It’s a familiar story; at least it was when I was a kid. You gather your friends, split into teams. It’s war — Cowboys and Indians, Cops and Robbers. Is it different nowadays — Gryffindor vs Slytherin? Vampires vs Werewolves? Team Edward vs Team Jacob? God, I don’t know! I’m so out of touch with the kids today and their… stuff.
But ultimately the names don’t matter, not really, the concept is the same. We come together as children and play — with pretend guns, swords, wands, bows and arrows — almost spontaneously a set of rules are created. If you’re shot, you die; you can’t go into the neighbour’s garden — that’s forbidden. You can’t go inside the house. You can’t switch sides.
There’s no real punishment for circumventing this artificial rule set but somehow, as children, we create these rules and abide by them — if we break those rules or operate outside them the illusion is shattered. The game stops being fun.
But there’s always that one kid. ‘No, you can’t kill me! I’m using my secret force field!’ ‘No, I jumped and dodged the bullets!’ He ruins the game. Once the rules are broken it collapses into chaos, all internal consistency dissolves. Suddenly we’re rolling around in the mud with sticks for swords.

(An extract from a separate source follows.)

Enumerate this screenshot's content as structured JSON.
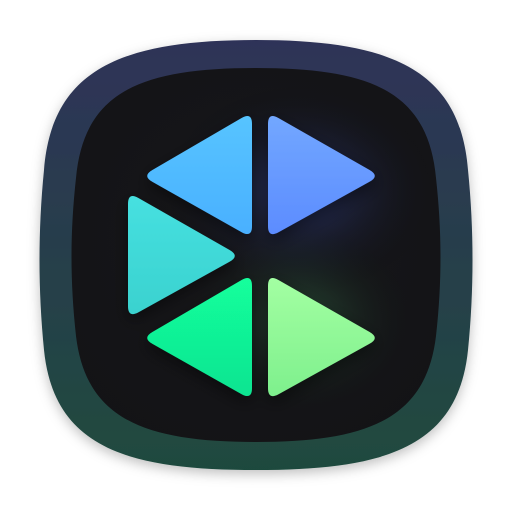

If we’re smart, we don’t invite him to play again, or we politely remind him of the rules. Because when we play games we have to take responsibility for the way in which we play them.
Nowadays in the discourse of game narrative and its many crushing flaws, ‘ludonarrative dissonance’ is a buzz word frequently unsheathed and used sans mercy upon all manner of video games. First a clarification: Clint Hocking’s piece on the original BioShock, where the term was initially coined, is an important one, and I fully agree with the sentiment. Games often provide you with a restricted set of choices — choices that push against the themes of the narrative resulting in disconnect between what you’re playing and what the story wants you to experience.
But sometimes, when we play games, we have to take responsibility for the way in which we play them.
Gaming is performance, and sometimes players have to remember to perform. As children, when we are shot we clutch our guts. We scream, in a final last stand we sink to the floor in a hyperbolic gasp. Fun comes from the performance. It comes when we play along, not against.
Perhaps this is just a personal thing, but when I play video games, I do my very best to perform. If I’m scaling up the highest tower in Rome as Ezio, I do my best to make it a beautiful climb. When I play Grand Theft Auto IV I try to avoid civilian casualties because I’m Niko Bellic, a troubled man trying to escape his criminal path. If it doesn’t make sense, I try my very best to have it make sense, through my actions in the game, because that’s what it means to play within boundaries — even if those boundaries don’t necessarily exist within the game itself.
When discussing L.A. Noire (a game I didn’t particularly enjoy) Tom Bissell laments the disconnect between its linear story and the ‘game’ itself — a game he claims to have played like a psychopathic maniac killer with no regard for the rules of the road! According to Bissell, L.A. Noire was “tacitly refusing to address all the asshole stuff I was doing”. My response to that would be: if you want the game to make sense within context, stop doing all that asshole stuff!
Another clarification: gamers should be able to play games in any way they choose, but when we poke and prod with the intent of breaking down the internal narrative consistency of an video game, perhaps we shouldn’t be too surprised when the fabric tears. At the very least we probably shouldn’t complain so loudly.
Because, ultimately, games are still games. There are moments when the spectre of ludonarrative dissonance descends on us and we have no defence (as Nathan Drake you must slaughter hundreds of pirates to proceed) but there are times when we as gamers feel compelled to shatter the illusion — and maybe we should take more responsibility for that.
As children we learn to play nice because, if we don’t, there is no game to be played — we have nothing. As adults we’re like the kid with the invincible forcefield — we expect to be told how to play, and then demand to be reigned in when we break the rules.
Can’t we just play along? Isn’t that the point? Otherwise we’re just bickering children, refusing to play dead, rolling around in the mud with sticks for swords.